Robert van Krieken


Robert van Krieken is Professor of Sociology at the University of Sydney, having also been Professor of Sociology at University College Dublin between 2009 and 2011. He has also been President of RC 53 Sociology of Childhood and is on the Board of WG02 Historical and Comparative Sociology. His research interests include the sociology of organisations, law, criminology, childhood, processes of civilization and decivilization, cultural genocide, and the history and sociology of celebrity, as well as contributing to the theoretical debates around the work of Elias, Foucault, Luhmann and Latour. Previous books include Norbert Elias (1998), Celebrity and the Law (2010, co-authored) Celebrity Society (2012) and Sociology 5th edition (2014, co-authored). His journal articles have been published in Sociological Review, Sociology, British Journal of Sociology, Economy & Society, Journal of Sociology, and Theory & Society.  – In relation to the sociology of organisations, he is especially interested in drawing on Weber, Foucault, and Elias in understanding the ways in which social structures and dynamics are underpinned by particular organisational or institutional forms, how those forms of organisation interweave with particular psychological dispositions, and how that interlinking of structure and habitus changes over time, using Weber’s concepts of discipline and rationalisation, Foucault’s account of discipline and government, and Elias’s concepts of civilization and decivilization.

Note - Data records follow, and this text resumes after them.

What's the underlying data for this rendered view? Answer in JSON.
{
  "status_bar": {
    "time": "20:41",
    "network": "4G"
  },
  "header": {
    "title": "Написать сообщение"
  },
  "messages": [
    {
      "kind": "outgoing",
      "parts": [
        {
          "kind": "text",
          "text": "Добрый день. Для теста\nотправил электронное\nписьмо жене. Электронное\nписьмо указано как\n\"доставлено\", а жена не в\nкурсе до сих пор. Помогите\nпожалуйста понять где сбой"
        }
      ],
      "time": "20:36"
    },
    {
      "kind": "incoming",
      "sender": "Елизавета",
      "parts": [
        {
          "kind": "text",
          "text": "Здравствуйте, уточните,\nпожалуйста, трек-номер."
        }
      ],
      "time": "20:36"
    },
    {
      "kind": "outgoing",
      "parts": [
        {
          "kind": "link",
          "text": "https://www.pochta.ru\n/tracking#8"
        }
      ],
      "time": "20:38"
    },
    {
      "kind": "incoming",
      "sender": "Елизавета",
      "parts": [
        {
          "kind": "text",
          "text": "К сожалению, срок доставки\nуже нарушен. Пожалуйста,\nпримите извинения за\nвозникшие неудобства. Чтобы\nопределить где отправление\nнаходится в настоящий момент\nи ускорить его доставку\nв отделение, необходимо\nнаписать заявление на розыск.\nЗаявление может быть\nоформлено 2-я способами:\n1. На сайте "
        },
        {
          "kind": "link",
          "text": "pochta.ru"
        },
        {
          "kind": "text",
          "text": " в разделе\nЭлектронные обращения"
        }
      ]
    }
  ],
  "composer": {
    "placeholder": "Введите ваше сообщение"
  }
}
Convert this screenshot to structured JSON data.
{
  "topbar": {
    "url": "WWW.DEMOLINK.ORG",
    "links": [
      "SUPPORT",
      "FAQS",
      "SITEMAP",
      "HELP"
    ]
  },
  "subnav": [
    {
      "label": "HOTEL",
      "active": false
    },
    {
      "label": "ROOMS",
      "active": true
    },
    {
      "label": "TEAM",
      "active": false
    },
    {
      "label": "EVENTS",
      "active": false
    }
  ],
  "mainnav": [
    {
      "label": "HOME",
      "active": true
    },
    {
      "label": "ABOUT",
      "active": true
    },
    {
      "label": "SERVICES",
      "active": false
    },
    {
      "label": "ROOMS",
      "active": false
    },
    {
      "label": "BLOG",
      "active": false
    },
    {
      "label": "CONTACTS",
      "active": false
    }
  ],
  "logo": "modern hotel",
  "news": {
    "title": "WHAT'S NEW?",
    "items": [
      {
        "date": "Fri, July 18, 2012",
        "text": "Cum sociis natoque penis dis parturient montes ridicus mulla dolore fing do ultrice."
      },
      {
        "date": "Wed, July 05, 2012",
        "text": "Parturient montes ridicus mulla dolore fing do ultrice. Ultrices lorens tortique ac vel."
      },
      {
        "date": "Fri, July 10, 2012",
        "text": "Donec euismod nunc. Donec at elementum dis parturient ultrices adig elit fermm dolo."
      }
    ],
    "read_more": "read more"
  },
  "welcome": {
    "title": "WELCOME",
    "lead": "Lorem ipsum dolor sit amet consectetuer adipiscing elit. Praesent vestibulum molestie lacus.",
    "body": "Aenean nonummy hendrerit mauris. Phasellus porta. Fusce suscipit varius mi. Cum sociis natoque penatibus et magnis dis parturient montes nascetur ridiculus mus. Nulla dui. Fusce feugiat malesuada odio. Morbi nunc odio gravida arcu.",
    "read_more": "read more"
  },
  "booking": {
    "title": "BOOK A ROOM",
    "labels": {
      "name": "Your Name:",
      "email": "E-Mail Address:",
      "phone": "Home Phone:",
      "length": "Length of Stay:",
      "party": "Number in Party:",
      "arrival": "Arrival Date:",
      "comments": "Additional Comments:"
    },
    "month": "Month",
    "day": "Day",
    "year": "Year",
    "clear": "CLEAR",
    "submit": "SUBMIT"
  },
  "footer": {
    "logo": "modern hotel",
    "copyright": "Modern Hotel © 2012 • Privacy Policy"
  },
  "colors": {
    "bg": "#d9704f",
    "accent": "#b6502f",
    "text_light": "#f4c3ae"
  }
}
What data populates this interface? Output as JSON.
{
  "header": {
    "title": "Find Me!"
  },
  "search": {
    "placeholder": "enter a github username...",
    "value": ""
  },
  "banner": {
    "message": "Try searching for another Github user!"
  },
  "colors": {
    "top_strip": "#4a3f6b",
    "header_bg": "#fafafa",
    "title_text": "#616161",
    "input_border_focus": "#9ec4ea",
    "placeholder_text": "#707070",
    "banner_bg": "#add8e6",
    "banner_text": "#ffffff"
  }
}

Most recently he has extended Elias’s account of ‘court society’ to analyse ‘celebrity society’, drawing out the linkages between the two in terms of their institutional structuring of interaction and habitus. – His aim in Vienna, as the President of RC17, is to take advantage of this unique gathering of the most outstanding researchers in contemporary sociology, to strengthen the place of organisational sociology in the various scholarly activities of the ISA, highlighting the enormous analytical value of including a sensitivity to organisational structure and dynamics in all sociological research. Web: